Important results 

During 2019, the group has published one paper describing the wide distribution of α11 on CAFs in different solid tumors, and a detailed paper describing the importance of integrin α11 cytoplasmic tail for ERK-mediated α11β1 cell signaling. An extensive study, resulting from a productive and stimulating collaboration with Agnés Noël, University of Liege, on the role of α11β1 in the PyMT breast cancer model, was also published in 2019.

Plans for the future

1.With regard to the ITGA11-Cre mouse strain, the plan is to cross it with a R26R dtTomato mouse strain.

2. The mechanical strain experiments involve mutant CAFs lacking integrin α5, mutant mammary fibroblasts lacking TGFβRII, and syndecan-4-deficient MEFs. The group has observed interesting phenotypes of mutant fibroblasts cultured on surfaces of different stiffness and is in the process of re-transfecting TGFβRII and syndecan-4 to ensure the specificity of the observed effects.

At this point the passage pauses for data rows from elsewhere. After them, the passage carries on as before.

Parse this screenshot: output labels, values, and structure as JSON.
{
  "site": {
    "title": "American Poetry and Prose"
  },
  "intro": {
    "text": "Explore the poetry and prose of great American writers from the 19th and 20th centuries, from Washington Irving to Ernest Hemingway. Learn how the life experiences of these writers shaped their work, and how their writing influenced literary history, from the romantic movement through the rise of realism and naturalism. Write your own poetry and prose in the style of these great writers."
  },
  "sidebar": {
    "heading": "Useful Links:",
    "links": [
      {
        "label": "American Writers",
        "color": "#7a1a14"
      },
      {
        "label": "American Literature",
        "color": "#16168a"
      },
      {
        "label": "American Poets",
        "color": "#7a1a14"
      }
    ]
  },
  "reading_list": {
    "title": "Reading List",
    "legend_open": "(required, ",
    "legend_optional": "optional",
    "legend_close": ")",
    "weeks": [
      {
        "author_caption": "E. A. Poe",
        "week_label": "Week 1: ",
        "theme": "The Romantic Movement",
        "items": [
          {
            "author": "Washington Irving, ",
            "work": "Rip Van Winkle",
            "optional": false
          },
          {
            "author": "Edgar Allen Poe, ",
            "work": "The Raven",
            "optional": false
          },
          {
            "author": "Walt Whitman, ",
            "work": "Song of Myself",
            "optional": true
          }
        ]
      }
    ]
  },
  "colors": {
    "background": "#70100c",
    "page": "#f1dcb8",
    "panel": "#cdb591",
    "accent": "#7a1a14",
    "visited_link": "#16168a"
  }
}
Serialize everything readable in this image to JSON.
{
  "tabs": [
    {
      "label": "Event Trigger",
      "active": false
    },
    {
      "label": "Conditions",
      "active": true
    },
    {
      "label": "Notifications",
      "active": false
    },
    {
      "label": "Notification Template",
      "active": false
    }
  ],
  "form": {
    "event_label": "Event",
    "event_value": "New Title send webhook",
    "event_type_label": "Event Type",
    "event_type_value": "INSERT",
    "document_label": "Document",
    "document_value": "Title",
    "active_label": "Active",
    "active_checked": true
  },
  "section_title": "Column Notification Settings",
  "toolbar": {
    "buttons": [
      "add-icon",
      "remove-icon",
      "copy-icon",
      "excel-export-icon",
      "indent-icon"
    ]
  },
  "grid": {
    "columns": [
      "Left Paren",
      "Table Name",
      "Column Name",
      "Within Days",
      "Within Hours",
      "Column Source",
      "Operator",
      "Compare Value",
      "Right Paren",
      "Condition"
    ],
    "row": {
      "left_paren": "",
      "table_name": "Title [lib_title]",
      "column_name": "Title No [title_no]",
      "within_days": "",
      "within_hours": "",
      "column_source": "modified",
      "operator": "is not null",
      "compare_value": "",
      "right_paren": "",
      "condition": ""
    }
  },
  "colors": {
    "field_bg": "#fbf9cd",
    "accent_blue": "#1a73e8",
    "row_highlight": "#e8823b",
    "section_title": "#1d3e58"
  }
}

3. The work to further characterize α11 antibodies continue as planned, and epitope mapping of α11 antibodies using mutant integrin α11 variants (domain swapping and deletions) expressed in HEK293 cells are ongoing.

Current challenges in the field

In basic integrin research, major questions concern a better and more detailed understanding of molecular mechanisms of integrin function as well as the nature of synergistic integrin activities in biological systems. In the fibrosis field, the challenge is to understand heterogeneity of fibroblasts and CAFs in the tumor stroma as well as the mechanisms that affect the dynamics of different fibroblast states.

Spring 2016 Interview

Professor Gullberg is directing the Matrix Biology Group at the Department of Biomedicine at UiB. The Gullberg group was the one to discover integrin α11, and they continue to explore the possibilities in this area.

What is the main emphasis of your research?

"We are interested in basic mechanisms of how connective tissue cells interact with the fibrillar protein collagen. In various projects it has become increasingly clear that both wound healing, scarring and solid tumor growth and spread, share some common mechanisms at the molecular level. We currently have funding to pursue projects related to fibrosis (scarring) and the tumor microenvironment (TME)."

Your projects focus on integrin α11, can you tell us more about the significance of this integrin?

"Integrin alpha11 is a collagen receptor that was identified in my laboratory 20 years ago, and amazingly enough it keeps challenging us as we try to understand what it does. We have learned some basic things about this receptor in the time that we have been acquainted. It mediates cell adhesion and cell migration on collagen, and it reorganizes collagen to make it more compact. In certain lung tumors it conditions the TME so that tumors grow and spread more."

Can you describe your 2015 researchprojects and your findings?

"Within the framework of CCBIO, two major projects have been pursued in 2015. Firstly, generation and characterization of monoclonal antibodies, Moabs, recognizing human integrin alpha 11 together with a German company, Nanotools. Secondly, generation and characterization of a new transgenic mouse strain with the potential to serve as a tool for conditionally deleting cancer-associated fibroblasts (CAFs) in the stroma of experimental tumors."

PubMed Publications